* _WHAT TO PRODUCE_
Return a word-for-word copy of the complete listing below.

* _INFORMATION PROVIDED_
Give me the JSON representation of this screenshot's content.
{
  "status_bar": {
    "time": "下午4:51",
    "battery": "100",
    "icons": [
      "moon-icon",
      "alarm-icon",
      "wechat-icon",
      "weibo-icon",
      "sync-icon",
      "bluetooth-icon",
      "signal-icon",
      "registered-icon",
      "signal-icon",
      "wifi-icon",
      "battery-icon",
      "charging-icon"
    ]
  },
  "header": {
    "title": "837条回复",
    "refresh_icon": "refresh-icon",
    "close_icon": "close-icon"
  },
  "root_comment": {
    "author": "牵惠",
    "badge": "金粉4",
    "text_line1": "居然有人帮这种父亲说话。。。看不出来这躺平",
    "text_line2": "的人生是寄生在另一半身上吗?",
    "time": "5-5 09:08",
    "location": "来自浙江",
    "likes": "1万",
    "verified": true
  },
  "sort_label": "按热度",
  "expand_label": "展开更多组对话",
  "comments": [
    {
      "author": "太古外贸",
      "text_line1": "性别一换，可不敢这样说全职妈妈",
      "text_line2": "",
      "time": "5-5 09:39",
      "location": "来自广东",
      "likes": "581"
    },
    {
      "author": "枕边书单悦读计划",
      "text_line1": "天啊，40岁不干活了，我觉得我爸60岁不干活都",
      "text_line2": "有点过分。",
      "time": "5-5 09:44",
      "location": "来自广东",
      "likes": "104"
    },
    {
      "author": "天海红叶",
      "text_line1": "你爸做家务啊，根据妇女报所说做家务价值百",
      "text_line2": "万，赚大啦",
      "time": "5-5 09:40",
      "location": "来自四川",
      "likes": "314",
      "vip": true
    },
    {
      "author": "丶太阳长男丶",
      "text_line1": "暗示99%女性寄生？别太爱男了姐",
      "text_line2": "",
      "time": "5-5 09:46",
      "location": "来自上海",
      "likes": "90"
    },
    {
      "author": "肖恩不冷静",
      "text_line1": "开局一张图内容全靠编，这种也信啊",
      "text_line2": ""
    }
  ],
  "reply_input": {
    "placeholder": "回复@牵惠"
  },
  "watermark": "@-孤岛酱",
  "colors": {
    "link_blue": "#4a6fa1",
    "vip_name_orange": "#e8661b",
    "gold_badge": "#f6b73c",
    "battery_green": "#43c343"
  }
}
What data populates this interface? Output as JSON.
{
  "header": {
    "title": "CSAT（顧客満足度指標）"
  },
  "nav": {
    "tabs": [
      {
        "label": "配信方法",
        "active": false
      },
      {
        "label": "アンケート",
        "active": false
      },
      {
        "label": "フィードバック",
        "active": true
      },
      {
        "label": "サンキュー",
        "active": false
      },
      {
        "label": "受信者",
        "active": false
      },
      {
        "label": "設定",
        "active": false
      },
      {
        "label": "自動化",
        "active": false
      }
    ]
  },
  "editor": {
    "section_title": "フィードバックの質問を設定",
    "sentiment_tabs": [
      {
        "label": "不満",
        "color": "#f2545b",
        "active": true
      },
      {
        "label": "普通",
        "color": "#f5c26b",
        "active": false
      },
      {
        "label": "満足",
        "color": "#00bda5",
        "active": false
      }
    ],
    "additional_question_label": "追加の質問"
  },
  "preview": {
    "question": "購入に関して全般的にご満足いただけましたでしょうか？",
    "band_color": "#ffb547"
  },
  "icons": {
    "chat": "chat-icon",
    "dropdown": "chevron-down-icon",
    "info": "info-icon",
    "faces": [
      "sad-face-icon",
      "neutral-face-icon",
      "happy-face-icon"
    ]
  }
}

* _TASK RESPONSE_
Give me the JSON representation of this screenshot's content.
{
  "status_bar": {
    "time": "下午4:51",
    "battery": "100",
    "icons": [
      "moon-icon",
      "alarm-icon",
      "wechat-icon",
      "weibo-icon",
      "sync-icon",
      "bluetooth-icon",
      "signal-icon",
      "registered-icon",
      "signal-icon",
      "wifi-icon",
      "battery-icon",
      "charging-icon"
    ]
  },
  "header": {
    "title": "837条回复",
    "refresh_icon": "refresh-icon",
    "close_icon": "close-icon"
  },
  "root_comment": {
    "author": "牵惠",
    "badge": "金粉4",
    "text_line1": "居然有人帮这种父亲说话。。。看不出来这躺平",
    "text_line2": "的人生是寄生在另一半身上吗?",
    "time": "5-5 09:08",
    "location": "来自浙江",
    "likes": "1万",
    "verified": true
  },
  "sort_label": "按热度",
  "expand_label": "展开更多组对话",
  "comments": [
    {
      "author": "太古外贸",
      "text_line1": "性别一换，可不敢这样说全职妈妈",
      "text_line2": "",
      "time": "5-5 09:39",
      "location": "来自广东",
      "likes": "581"
    },
    {
      "author": "枕边书单悦读计划",
      "text_line1": "天啊，40岁不干活了，我觉得我爸60岁不干活都",
      "text_line2": "有点过分。",
      "time": "5-5 09:44",
      "location": "来自广东",
      "likes": "104"
    },
    {
      "author": "天海红叶",
      "text_line1": "你爸做家务啊，根据妇女报所说做家务价值百",
      "text_line2": "万，赚大啦",
      "time": "5-5 09:40",
      "location": "来自四川",
      "likes": "314",
      "vip": true
    },
    {
      "author": "丶太阳长男丶",
      "text_line1": "暗示99%女性寄生？别太爱男了姐",
      "text_line2": "",
      "time": "5-5 09:46",
      "location": "来自上海",
      "likes": "90"
    },
    {
      "author": "肖恩不冷静",
      "text_line1": "开局一张图内容全靠编，这种也信啊",
      "text_line2": ""
    }
  ],
  "reply_input": {
    "placeholder": "回复@牵惠"
  },
  "watermark": "@-孤岛酱",
  "colors": {
    "link_blue": "#4a6fa1",
    "vip_name_orange": "#e8661b",
    "gold_badge": "#f6b73c",
    "battery_green": "#43c343"
  }
}
What data populates this interface? Output as JSON.
{
  "header": {
    "title": "CSAT（顧客満足度指標）"
  },
  "nav": {
    "tabs": [
      {
        "label": "配信方法",
        "active": false
      },
      {
        "label": "アンケート",
        "active": false
      },
      {
        "label": "フィードバック",
        "active": true
      },
      {
        "label": "サンキュー",
        "active": false
      },
      {
        "label": "受信者",
        "active": false
      },
      {
        "label": "設定",
        "active": false
      },
      {
        "label": "自動化",
        "active": false
      }
    ]
  },
  "editor": {
    "section_title": "フィードバックの質問を設定",
    "sentiment_tabs": [
      {
        "label": "不満",
        "color": "#f2545b",
        "active": true
      },
      {
        "label": "普通",
        "color": "#f5c26b",
        "active": false
      },
      {
        "label": "満足",
        "color": "#00bda5",
        "active": false
      }
    ],
    "additional_question_label": "追加の質問"
  },
  "preview": {
    "question": "購入に関して全般的にご満足いただけましたでしょうか？",
    "band_color": "#ffb547"
  },
  "icons": {
    "chat": "chat-icon",
    "dropdown": "chevron-down-icon",
    "info": "info-icon",
    "faces": [
      "sad-face-icon",
      "neutral-face-icon",
      "happy-face-icon"
    ]
  }
}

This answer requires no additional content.